_What to work on_
Read the records and write them out again exactly.

:: Records provided

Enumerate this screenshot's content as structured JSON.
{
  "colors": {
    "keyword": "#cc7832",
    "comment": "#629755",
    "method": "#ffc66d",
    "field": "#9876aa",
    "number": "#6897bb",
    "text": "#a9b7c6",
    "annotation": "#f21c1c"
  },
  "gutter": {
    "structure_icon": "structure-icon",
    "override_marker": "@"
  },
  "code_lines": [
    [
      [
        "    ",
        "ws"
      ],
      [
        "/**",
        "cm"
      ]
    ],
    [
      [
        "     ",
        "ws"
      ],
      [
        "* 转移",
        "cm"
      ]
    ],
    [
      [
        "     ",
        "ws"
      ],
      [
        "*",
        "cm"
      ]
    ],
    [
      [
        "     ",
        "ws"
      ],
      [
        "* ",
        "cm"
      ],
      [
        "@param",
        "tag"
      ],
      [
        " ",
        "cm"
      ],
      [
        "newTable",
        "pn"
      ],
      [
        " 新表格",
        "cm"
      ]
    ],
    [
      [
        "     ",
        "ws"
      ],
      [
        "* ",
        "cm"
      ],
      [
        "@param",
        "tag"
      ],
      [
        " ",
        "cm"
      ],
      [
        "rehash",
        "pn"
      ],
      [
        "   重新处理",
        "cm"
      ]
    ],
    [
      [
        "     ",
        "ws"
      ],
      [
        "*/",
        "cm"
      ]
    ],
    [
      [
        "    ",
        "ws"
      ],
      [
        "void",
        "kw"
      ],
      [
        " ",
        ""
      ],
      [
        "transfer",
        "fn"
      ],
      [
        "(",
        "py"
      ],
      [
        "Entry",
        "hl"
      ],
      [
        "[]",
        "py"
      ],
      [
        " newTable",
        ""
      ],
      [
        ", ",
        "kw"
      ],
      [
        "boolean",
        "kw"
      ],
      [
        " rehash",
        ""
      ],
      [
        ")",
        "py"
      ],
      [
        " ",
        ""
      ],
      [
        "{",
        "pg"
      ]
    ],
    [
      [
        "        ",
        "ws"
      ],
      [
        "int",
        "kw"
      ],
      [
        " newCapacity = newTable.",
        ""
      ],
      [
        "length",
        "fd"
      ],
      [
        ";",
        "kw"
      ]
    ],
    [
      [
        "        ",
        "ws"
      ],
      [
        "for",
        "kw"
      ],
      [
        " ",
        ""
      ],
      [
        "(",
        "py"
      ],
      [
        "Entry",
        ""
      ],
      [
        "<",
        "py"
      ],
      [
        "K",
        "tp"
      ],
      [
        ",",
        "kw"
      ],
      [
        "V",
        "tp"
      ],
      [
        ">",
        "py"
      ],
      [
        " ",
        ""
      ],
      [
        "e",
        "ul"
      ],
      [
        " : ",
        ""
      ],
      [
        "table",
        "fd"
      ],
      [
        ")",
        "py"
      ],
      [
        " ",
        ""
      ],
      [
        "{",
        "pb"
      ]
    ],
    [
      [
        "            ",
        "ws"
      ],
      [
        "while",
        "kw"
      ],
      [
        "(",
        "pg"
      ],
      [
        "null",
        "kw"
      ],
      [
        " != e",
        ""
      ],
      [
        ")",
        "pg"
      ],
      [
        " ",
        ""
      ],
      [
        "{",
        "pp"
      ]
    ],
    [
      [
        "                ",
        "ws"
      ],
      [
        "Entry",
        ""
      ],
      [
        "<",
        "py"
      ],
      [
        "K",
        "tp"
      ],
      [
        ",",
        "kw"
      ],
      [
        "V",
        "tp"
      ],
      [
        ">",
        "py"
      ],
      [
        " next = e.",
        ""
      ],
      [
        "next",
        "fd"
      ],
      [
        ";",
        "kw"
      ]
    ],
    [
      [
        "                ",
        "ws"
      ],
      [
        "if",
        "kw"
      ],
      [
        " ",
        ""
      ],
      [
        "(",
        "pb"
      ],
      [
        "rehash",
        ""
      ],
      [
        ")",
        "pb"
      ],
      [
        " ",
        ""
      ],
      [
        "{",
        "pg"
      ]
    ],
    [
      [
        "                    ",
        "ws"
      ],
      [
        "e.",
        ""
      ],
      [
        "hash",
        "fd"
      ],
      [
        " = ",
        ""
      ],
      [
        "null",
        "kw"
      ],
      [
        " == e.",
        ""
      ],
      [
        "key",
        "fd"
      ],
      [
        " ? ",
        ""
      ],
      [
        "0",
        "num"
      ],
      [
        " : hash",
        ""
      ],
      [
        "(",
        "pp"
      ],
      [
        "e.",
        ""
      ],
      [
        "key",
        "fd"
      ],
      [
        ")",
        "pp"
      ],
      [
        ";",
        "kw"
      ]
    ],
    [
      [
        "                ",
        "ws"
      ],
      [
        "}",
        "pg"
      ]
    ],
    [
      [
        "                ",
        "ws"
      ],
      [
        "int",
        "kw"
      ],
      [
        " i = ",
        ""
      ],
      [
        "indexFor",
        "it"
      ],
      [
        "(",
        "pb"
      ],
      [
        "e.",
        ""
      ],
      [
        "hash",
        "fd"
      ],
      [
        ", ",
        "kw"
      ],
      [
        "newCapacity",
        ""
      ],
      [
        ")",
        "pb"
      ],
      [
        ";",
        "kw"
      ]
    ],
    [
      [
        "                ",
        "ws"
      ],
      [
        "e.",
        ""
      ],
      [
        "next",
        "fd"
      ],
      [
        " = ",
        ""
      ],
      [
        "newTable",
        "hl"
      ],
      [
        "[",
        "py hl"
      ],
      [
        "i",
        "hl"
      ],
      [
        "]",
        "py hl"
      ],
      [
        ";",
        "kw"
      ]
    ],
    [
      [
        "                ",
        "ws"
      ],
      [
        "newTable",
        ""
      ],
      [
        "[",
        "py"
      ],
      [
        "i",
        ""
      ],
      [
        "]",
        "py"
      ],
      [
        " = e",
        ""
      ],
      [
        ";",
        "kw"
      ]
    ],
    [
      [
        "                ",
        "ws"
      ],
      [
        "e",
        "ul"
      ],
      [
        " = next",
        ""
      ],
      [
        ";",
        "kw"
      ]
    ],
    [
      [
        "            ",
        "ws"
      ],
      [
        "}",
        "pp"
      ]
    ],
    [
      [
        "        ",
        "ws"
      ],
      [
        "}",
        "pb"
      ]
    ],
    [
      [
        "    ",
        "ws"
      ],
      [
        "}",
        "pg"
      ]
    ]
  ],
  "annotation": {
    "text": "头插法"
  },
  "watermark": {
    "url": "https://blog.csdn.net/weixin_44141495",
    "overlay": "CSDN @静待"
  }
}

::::

_Response to the exercise_
Enumerate this screenshot's content as structured JSON.
{
  "colors": {
    "keyword": "#cc7832",
    "comment": "#629755",
    "method": "#ffc66d",
    "field": "#9876aa",
    "number": "#6897bb",
    "text": "#a9b7c6",
    "annotation": "#f21c1c"
  },
  "gutter": {
    "structure_icon": "structure-icon",
    "override_marker": "@"
  },
  "code_lines": [
    [
      [
        "    ",
        "ws"
      ],
      [
        "/**",
        "cm"
      ]
    ],
    [
      [
        "     ",
        "ws"
      ],
      [
        "* 转移",
        "cm"
      ]
    ],
    [
      [
        "     ",
        "ws"
      ],
      [
        "*",
        "cm"
      ]
    ],
    [
      [
        "     ",
        "ws"
      ],
      [
        "* ",
        "cm"
      ],
      [
        "@param",
        "tag"
      ],
      [
        " ",
        "cm"
      ],
      [
        "newTable",
        "pn"
      ],
      [
        " 新表格",
        "cm"
      ]
    ],
    [
      [
        "     ",
        "ws"
      ],
      [
        "* ",
        "cm"
      ],
      [
        "@param",
        "tag"
      ],
      [
        " ",
        "cm"
      ],
      [
        "rehash",
        "pn"
      ],
      [
        "   重新处理",
        "cm"
      ]
    ],
    [
      [
        "     ",
        "ws"
      ],
      [
        "*/",
        "cm"
      ]
    ],
    [
      [
        "    ",
        "ws"
      ],
      [
        "void",
        "kw"
      ],
      [
        " ",
        ""
      ],
      [
        "transfer",
        "fn"
      ],
      [
        "(",
        "py"
      ],
      [
        "Entry",
        "hl"
      ],
      [
        "[]",
        "py"
      ],
      [
        " newTable",
        ""
      ],
      [
        ", ",
        "kw"
      ],
      [
        "boolean",
        "kw"
      ],
      [
        " rehash",
        ""
      ],
      [
        ")",
        "py"
      ],
      [
        " ",
        ""
      ],
      [
        "{",
        "pg"
      ]
    ],
    [
      [
        "        ",
        "ws"
      ],
      [
        "int",
        "kw"
      ],
      [
        " newCapacity = newTable.",
        ""
      ],
      [
        "length",
        "fd"
      ],
      [
        ";",
        "kw"
      ]
    ],
    [
      [
        "        ",
        "ws"
      ],
      [
        "for",
        "kw"
      ],
      [
        " ",
        ""
      ],
      [
        "(",
        "py"
      ],
      [
        "Entry",
        ""
      ],
      [
        "<",
        "py"
      ],
      [
        "K",
        "tp"
      ],
      [
        ",",
        "kw"
      ],
      [
        "V",
        "tp"
      ],
      [
        ">",
        "py"
      ],
      [
        " ",
        ""
      ],
      [
        "e",
        "ul"
      ],
      [
        " : ",
        ""
      ],
      [
        "table",
        "fd"
      ],
      [
        ")",
        "py"
      ],
      [
        " ",
        ""
      ],
      [
        "{",
        "pb"
      ]
    ],
    [
      [
        "            ",
        "ws"
      ],
      [
        "while",
        "kw"
      ],
      [
        "(",
        "pg"
      ],
      [
        "null",
        "kw"
      ],
      [
        " != e",
        ""
      ],
      [
        ")",
        "pg"
      ],
      [
        " ",
        ""
      ],
      [
        "{",
        "pp"
      ]
    ],
    [
      [
        "                ",
        "ws"
      ],
      [
        "Entry",
        ""
      ],
      [
        "<",
        "py"
      ],
      [
        "K",
        "tp"
      ],
      [
        ",",
        "kw"
      ],
      [
        "V",
        "tp"
      ],
      [
        ">",
        "py"
      ],
      [
        " next = e.",
        ""
      ],
      [
        "next",
        "fd"
      ],
      [
        ";",
        "kw"
      ]
    ],
    [
      [
        "                ",
        "ws"
      ],
      [
        "if",
        "kw"
      ],
      [
        " ",
        ""
      ],
      [
        "(",
        "pb"
      ],
      [
        "rehash",
        ""
      ],
      [
        ")",
        "pb"
      ],
      [
        " ",
        ""
      ],
      [
        "{",
        "pg"
      ]
    ],
    [
      [
        "                    ",
        "ws"
      ],
      [
        "e.",
        ""
      ],
      [
        "hash",
        "fd"
      ],
      [
        " = ",
        ""
      ],
      [
        "null",
        "kw"
      ],
      [
        " == e.",
        ""
      ],
      [
        "key",
        "fd"
      ],
      [
        " ? ",
        ""
      ],
      [
        "0",
        "num"
      ],
      [
        " : hash",
        ""
      ],
      [
        "(",
        "pp"
      ],
      [
        "e.",
        ""
      ],
      [
        "key",
        "fd"
      ],
      [
        ")",
        "pp"
      ],
      [
        ";",
        "kw"
      ]
    ],
    [
      [
        "                ",
        "ws"
      ],
      [
        "}",
        "pg"
      ]
    ],
    [
      [
        "                ",
        "ws"
      ],
      [
        "int",
        "kw"
      ],
      [
        " i = ",
        ""
      ],
      [
        "indexFor",
        "it"
      ],
      [
        "(",
        "pb"
      ],
      [
        "e.",
        ""
      ],
      [
        "hash",
        "fd"
      ],
      [
        ", ",
        "kw"
      ],
      [
        "newCapacity",
        ""
      ],
      [
        ")",
        "pb"
      ],
      [
        ";",
        "kw"
      ]
    ],
    [
      [
        "                ",
        "ws"
      ],
      [
        "e.",
        ""
      ],
      [
        "next",
        "fd"
      ],
      [
        " = ",
        ""
      ],
      [
        "newTable",
        "hl"
      ],
      [
        "[",
        "py hl"
      ],
      [
        "i",
        "hl"
      ],
      [
        "]",
        "py hl"
      ],
      [
        ";",
        "kw"
      ]
    ],
    [
      [
        "                ",
        "ws"
      ],
      [
        "newTable",
        ""
      ],
      [
        "[",
        "py"
      ],
      [
        "i",
        ""
      ],
      [
        "]",
        "py"
      ],
      [
        " = e",
        ""
      ],
      [
        ";",
        "kw"
      ]
    ],
    [
      [
        "                ",
        "ws"
      ],
      [
        "e",
        "ul"
      ],
      [
        " = next",
        ""
      ],
      [
        ";",
        "kw"
      ]
    ],
    [
      [
        "            ",
        "ws"
      ],
      [
        "}",
        "pp"
      ]
    ],
    [
      [
        "        ",
        "ws"
      ],
      [
        "}",
        "pb"
      ]
    ],
    [
      [
        "    ",
        "ws"
      ],
      [
        "}",
        "pg"
      ]
    ]
  ],
  "annotation": {
    "text": "头插法"
  },
  "watermark": {
    "url": "https://blog.csdn.net/weixin_44141495",
    "overlay": "CSDN @静待"
  }
}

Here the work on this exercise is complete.